"We could also see growing risk of liquidity issues," he said. "Ultimately, this will certainly force central banks in Europe to remain much longer in the market" than expected, through quantitative easing for instance.
In the eurozone, "a recession has looked unavoidable for some time, and we now think it will be deeper than most anticipate," said a report published in early October by the London-based consultancy Capital Economics.
The reasons for this pessimism include: manufacturing output is already declining and service activities are less; inflation is in double-digit territory and does not seem to have peaked; business surveys show companies plan to go on raising prices, and the labor market is still very tight.
Looking ahead, the European economy is quite vulnerable to possible chaos.
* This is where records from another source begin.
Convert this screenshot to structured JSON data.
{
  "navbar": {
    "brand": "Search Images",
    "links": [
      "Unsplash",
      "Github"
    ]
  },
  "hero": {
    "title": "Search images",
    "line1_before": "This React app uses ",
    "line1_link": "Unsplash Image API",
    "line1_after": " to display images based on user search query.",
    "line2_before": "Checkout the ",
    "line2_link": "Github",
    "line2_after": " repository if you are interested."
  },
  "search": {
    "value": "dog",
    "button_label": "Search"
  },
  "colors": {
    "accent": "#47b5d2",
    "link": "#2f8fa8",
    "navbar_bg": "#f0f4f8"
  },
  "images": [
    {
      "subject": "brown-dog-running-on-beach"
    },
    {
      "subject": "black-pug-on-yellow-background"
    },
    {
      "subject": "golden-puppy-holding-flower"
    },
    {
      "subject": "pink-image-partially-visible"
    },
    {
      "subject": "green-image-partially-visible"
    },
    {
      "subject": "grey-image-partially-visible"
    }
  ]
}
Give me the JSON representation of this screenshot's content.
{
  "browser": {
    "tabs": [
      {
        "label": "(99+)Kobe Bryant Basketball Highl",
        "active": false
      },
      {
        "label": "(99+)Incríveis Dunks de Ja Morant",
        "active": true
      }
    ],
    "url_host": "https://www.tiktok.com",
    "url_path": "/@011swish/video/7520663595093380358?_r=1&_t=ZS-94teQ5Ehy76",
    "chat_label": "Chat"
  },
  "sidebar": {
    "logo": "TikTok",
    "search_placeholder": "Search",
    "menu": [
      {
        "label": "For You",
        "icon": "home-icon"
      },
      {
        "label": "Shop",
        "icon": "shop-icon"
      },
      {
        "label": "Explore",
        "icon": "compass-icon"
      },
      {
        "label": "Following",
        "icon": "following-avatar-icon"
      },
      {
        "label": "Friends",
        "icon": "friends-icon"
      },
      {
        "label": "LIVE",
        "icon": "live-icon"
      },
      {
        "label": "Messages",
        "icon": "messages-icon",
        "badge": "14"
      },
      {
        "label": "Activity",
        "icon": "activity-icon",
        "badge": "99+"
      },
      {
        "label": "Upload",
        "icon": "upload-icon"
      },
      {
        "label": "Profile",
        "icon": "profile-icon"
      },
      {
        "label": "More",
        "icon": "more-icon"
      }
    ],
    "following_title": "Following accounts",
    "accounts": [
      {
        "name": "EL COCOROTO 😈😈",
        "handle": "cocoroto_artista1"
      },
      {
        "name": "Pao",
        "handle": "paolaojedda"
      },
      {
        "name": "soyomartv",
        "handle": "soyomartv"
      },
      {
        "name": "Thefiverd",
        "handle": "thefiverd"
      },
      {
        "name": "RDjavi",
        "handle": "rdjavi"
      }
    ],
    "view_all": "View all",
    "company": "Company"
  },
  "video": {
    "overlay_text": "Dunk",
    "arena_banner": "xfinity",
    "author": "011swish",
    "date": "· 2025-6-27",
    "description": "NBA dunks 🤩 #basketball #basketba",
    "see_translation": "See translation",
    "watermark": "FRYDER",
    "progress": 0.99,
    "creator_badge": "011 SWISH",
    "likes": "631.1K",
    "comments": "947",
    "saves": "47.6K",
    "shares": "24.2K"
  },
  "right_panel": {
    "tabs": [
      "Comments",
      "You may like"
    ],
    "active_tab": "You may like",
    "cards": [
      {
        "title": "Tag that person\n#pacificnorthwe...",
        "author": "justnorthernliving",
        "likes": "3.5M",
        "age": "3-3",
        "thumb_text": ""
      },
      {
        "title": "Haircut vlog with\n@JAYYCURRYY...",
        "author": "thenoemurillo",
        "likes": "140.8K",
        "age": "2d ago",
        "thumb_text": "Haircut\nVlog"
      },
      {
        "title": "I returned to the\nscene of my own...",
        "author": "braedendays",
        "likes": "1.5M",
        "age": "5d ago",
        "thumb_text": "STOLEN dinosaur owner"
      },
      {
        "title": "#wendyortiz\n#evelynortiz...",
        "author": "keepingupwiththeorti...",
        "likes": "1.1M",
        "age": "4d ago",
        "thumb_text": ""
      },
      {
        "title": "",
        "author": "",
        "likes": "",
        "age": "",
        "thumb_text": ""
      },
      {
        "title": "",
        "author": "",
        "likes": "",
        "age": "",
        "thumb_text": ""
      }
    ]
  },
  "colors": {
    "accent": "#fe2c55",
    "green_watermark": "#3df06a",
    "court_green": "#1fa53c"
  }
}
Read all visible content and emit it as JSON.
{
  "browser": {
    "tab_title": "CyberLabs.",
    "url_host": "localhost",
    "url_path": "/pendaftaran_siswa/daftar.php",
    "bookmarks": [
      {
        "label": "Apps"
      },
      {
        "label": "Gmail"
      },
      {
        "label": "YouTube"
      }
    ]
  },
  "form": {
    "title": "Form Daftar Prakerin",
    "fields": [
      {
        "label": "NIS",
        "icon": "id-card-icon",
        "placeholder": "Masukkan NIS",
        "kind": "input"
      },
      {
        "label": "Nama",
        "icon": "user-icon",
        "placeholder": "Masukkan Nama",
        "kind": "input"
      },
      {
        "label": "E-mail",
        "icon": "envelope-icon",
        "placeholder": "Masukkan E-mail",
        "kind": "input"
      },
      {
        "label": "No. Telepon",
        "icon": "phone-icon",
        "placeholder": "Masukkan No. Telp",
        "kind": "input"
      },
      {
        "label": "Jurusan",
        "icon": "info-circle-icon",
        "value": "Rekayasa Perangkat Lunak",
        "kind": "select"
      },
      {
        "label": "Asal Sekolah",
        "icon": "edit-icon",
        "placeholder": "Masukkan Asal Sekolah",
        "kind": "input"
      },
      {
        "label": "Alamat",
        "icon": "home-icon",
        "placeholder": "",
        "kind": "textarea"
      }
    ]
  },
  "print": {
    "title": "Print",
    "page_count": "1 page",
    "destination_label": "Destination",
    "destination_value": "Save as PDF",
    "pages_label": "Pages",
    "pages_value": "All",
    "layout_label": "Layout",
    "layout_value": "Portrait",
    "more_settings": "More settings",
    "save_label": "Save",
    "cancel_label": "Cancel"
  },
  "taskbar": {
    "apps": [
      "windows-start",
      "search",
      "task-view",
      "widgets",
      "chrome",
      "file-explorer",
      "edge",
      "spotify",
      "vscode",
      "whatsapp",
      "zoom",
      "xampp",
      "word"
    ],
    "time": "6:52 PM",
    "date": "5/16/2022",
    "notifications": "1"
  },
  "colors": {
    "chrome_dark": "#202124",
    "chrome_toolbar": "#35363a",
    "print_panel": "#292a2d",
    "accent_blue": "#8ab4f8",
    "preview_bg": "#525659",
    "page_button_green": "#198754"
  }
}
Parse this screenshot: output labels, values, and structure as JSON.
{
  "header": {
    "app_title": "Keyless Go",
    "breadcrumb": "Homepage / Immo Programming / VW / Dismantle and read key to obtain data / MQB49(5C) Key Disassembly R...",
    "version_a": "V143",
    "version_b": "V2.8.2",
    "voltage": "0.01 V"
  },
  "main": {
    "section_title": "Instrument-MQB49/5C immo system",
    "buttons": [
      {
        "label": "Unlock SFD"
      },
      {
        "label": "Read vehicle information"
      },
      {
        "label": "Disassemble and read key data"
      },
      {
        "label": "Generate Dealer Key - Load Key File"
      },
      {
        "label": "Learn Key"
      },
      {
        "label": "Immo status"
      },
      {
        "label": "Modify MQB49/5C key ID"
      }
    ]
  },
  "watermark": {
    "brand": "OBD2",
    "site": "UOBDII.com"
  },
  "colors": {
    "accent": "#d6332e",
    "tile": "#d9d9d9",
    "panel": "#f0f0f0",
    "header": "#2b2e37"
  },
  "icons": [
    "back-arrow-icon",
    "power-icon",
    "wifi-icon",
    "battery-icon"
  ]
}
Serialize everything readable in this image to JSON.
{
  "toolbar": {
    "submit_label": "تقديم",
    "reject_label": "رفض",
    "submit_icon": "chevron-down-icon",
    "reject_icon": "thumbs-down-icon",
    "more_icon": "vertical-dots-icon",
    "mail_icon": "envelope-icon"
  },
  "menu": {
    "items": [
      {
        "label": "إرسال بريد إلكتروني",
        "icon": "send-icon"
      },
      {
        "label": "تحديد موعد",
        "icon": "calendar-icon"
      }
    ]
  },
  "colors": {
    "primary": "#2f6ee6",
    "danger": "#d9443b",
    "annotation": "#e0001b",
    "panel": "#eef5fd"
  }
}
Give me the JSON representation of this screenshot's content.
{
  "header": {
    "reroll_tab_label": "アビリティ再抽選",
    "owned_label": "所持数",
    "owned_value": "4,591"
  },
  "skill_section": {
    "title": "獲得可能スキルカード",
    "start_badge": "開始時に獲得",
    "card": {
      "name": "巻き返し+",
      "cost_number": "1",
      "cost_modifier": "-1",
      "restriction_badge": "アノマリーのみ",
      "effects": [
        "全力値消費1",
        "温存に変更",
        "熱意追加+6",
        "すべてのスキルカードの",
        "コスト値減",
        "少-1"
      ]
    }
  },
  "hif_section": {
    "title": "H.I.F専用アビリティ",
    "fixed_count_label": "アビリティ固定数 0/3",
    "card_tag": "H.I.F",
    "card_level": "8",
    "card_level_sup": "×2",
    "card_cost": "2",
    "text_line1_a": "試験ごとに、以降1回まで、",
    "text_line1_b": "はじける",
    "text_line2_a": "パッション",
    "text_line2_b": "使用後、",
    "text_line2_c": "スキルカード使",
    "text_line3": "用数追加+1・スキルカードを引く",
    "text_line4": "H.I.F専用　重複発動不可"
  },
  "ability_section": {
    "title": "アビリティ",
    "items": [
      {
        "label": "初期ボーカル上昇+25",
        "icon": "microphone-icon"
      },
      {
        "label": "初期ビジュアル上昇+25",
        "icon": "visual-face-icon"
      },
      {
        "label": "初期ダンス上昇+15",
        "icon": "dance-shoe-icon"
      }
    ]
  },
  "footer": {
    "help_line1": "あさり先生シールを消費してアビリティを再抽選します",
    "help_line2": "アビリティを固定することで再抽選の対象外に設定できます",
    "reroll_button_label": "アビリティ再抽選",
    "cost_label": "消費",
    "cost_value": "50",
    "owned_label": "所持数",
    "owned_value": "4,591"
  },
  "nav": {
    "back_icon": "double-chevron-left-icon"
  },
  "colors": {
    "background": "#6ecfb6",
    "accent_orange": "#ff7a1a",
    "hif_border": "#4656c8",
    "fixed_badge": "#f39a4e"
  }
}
Another recent report of Capital Economics says the eurozone "risks turmoil even if governments stay responsible."
While a large-scale tax-cutting package in Britain has raised severe concerns over its fiscal health and caused turmoil in financial markets, the public finances of some member states in the eurozone, most notably Italy, are in worse initial shape than Britain's, explained Franziska Palmas, the consultancy's senior Europe economist, in the report.
"This suggests it may not take as large and discretionary a fiscal loosening as in the UK for concerns about Italy's public finances to flare up. Some modest loosening, which the new government may well engage in, may be enough," Palmas said, adding that the structure of the currency union means the European Central Bank may not respond to any turmoil as quickly as the Bank of England, especially if any trouble stems from actions in Italy.